=== Section Start ===

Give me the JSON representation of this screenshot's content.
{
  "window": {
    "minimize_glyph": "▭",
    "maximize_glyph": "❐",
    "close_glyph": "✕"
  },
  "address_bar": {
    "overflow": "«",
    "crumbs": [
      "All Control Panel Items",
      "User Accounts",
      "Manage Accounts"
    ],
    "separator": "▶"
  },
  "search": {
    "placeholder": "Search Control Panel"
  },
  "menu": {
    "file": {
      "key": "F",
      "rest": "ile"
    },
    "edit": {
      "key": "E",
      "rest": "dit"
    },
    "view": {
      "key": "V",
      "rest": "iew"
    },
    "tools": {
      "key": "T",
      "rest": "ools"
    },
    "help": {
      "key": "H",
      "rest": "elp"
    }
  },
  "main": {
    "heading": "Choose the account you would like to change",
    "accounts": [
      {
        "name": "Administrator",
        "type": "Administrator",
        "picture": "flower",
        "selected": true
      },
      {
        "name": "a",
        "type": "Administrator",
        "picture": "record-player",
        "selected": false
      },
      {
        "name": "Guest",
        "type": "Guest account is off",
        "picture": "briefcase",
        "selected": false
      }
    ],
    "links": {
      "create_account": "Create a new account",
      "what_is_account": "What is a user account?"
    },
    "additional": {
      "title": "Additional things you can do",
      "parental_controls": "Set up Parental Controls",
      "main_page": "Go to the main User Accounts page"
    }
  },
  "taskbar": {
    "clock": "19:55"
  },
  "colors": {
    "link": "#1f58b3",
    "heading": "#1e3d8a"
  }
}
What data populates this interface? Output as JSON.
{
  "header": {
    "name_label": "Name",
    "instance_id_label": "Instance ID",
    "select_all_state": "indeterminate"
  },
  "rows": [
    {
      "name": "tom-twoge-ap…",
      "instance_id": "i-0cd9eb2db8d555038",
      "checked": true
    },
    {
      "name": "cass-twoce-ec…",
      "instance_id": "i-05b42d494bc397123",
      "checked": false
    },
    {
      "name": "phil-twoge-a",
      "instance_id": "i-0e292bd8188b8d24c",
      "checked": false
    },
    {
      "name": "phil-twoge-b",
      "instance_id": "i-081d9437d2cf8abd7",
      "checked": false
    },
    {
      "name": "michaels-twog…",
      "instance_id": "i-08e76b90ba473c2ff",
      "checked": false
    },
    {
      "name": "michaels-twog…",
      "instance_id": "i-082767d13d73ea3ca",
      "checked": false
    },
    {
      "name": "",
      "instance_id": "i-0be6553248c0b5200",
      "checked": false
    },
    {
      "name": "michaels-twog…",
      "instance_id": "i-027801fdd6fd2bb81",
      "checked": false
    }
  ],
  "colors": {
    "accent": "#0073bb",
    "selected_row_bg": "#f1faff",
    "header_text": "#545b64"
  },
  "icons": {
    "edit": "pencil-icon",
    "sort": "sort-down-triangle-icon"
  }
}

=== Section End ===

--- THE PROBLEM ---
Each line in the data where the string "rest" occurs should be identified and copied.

--- OUTPUT BELOW ---
      "rest": "ile"
      "rest": "dit"
      "rest": "iew"
      "rest": "ools"
      "rest": "elp"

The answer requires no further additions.